RAW DATA: Begin
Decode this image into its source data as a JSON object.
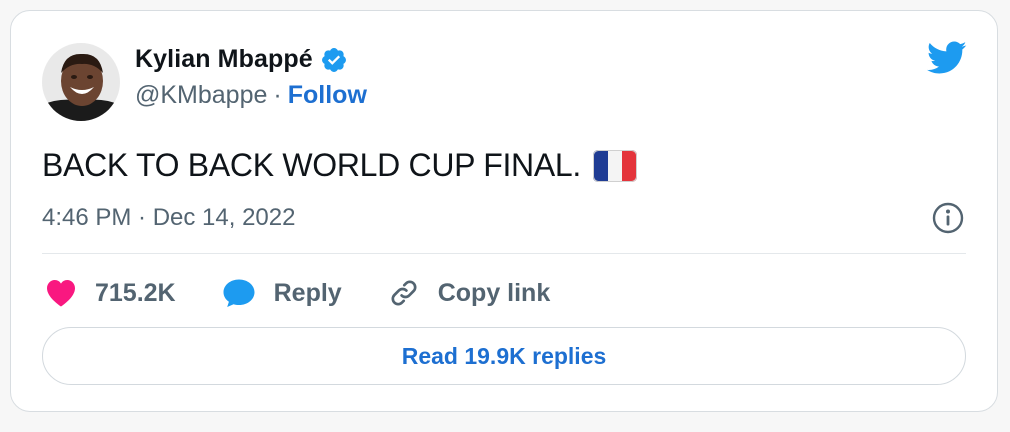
{
  "author": {
    "name": "Kylian Mbappé",
    "handle": "@KMbappe",
    "separator": "·",
    "follow_label": "Follow"
  },
  "tweet": {
    "text": "BACK TO BACK WORLD CUP FINAL.",
    "emoji": "france-flag",
    "timestamp": "4:46 PM · Dec 14, 2022"
  },
  "actions": {
    "likes": "715.2K",
    "reply_label": "Reply",
    "copy_link_label": "Copy link"
  },
  "footer": {
    "read_replies_label": "Read 19.9K replies"
  },
  "colors": {
    "accent": "#1d6fd1",
    "twitter_blue": "#1d9bf0",
    "like": "#f91880",
    "text_primary": "#0f1419",
    "text_secondary": "#536471"
  },
  "icons": {
    "verified": "verified-badge-icon",
    "logo": "twitter-bird-icon",
    "info": "info-icon",
    "like": "heart-icon",
    "reply": "speech-bubble-icon",
    "copy": "link-icon"
  }
}
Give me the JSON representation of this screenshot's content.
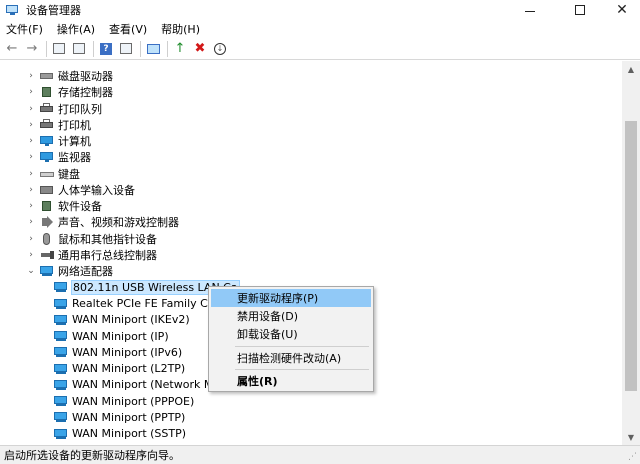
{
  "window": {
    "title": "设备管理器"
  },
  "menu": [
    "文件(F)",
    "操作(A)",
    "查看(V)",
    "帮助(H)"
  ],
  "toolbar": [
    {
      "name": "back-arrow-icon",
      "glyph": "←"
    },
    {
      "name": "forward-arrow-icon",
      "glyph": "→"
    },
    {
      "name": "properties-icon",
      "glyph": ""
    },
    {
      "name": "view-icon",
      "glyph": ""
    },
    {
      "name": "help-icon",
      "glyph": "?"
    },
    {
      "name": "resources-icon",
      "glyph": ""
    },
    {
      "name": "scan-hardware-icon",
      "glyph": ""
    },
    {
      "name": "update-driver-icon",
      "glyph": "↑"
    },
    {
      "name": "uninstall-icon",
      "glyph": "✖"
    },
    {
      "name": "disable-icon",
      "glyph": "↓"
    }
  ],
  "tree": {
    "categories": [
      {
        "label": "磁盘驱动器",
        "icon": "drive"
      },
      {
        "label": "存储控制器",
        "icon": "chip"
      },
      {
        "label": "打印队列",
        "icon": "printer"
      },
      {
        "label": "打印机",
        "icon": "printer"
      },
      {
        "label": "计算机",
        "icon": "monitor"
      },
      {
        "label": "监视器",
        "icon": "monitor"
      },
      {
        "label": "键盘",
        "icon": "kbd"
      },
      {
        "label": "人体学输入设备",
        "icon": "hid"
      },
      {
        "label": "软件设备",
        "icon": "chip"
      },
      {
        "label": "声音、视频和游戏控制器",
        "icon": "sound"
      },
      {
        "label": "鼠标和其他指针设备",
        "icon": "mouse"
      },
      {
        "label": "通用串行总线控制器",
        "icon": "usb"
      }
    ],
    "expanded_category": {
      "label": "网络适配器",
      "icon": "net"
    },
    "adapters": [
      "802.11n USB Wireless LAN Ca",
      "Realtek PCIe FE Family Contro",
      "WAN Miniport (IKEv2)",
      "WAN Miniport (IP)",
      "WAN Miniport (IPv6)",
      "WAN Miniport (L2TP)",
      "WAN Miniport (Network Mon",
      "WAN Miniport (PPPOE)",
      "WAN Miniport (PPTP)",
      "WAN Miniport (SSTP)"
    ]
  },
  "context_menu": {
    "update_driver": "更新驱动程序(P)",
    "disable_device": "禁用设备(D)",
    "uninstall_device": "卸载设备(U)",
    "scan_changes": "扫描检测硬件改动(A)",
    "properties": "属性(R)"
  },
  "status": {
    "text": "启动所选设备的更新驱动程序向导。"
  },
  "colors": {
    "accent": "#91c9f7",
    "selection": "#cce8ff"
  }
}
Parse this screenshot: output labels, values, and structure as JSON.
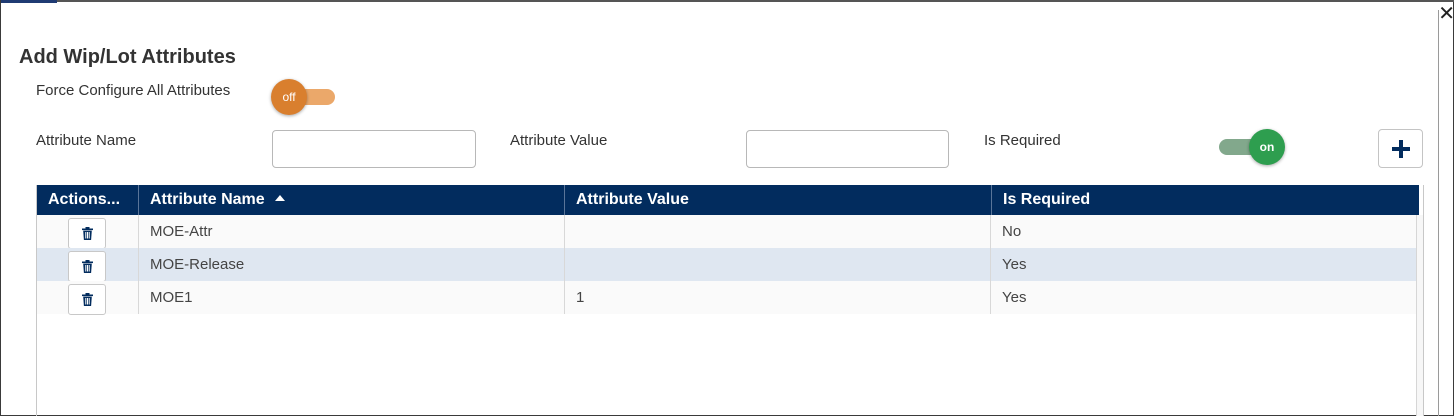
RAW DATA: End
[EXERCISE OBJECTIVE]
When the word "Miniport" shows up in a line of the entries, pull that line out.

[RESPONSE TO THIS EXERCISE]
      "WAN Miniport (IKEv2)",
      "WAN Miniport (IP)",
      "WAN Miniport (IPv6)",
      "WAN Miniport (L2TP)",
      "WAN Miniport (Network Mon",
      "WAN Miniport (PPPOE)",
      "WAN Miniport (PPTP)",
      "WAN Miniport (SSTP)"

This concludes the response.